**Material for this exercise**:
┌────────
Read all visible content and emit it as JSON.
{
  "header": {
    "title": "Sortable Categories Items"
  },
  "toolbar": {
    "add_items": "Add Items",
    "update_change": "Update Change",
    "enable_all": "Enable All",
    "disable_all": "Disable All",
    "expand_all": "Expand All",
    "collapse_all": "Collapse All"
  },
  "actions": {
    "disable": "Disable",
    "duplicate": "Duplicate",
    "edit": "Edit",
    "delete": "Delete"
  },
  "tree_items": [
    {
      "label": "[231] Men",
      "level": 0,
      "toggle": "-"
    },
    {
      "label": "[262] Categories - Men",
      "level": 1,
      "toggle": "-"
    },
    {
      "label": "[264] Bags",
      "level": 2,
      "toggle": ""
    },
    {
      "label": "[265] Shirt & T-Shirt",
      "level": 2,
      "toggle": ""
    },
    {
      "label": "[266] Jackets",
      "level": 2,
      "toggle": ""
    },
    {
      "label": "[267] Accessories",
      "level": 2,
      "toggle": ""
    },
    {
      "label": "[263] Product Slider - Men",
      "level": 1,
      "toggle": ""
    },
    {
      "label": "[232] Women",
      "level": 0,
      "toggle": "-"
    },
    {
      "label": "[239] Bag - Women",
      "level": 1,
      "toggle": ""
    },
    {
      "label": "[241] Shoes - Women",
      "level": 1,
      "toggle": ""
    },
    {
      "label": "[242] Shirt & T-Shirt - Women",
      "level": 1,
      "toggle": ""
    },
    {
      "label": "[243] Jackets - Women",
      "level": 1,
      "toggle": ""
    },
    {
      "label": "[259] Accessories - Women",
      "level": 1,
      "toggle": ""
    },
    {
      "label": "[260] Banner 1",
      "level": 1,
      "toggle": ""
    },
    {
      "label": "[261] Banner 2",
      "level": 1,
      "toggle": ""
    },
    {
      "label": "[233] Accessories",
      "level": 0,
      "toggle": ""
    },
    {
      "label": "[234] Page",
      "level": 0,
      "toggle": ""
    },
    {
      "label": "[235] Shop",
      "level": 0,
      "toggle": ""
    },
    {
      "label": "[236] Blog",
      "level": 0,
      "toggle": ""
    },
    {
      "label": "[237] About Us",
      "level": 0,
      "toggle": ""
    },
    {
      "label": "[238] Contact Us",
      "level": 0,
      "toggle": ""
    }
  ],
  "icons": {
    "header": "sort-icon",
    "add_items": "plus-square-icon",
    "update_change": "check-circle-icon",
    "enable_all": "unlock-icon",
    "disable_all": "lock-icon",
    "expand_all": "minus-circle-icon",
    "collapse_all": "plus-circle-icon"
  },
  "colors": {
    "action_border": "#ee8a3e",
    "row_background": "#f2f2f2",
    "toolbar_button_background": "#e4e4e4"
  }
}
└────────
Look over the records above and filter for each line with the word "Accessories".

      "label": "[267] Accessories",
      "label": "[259] Accessories - Women",
      "label": "[233] Accessories",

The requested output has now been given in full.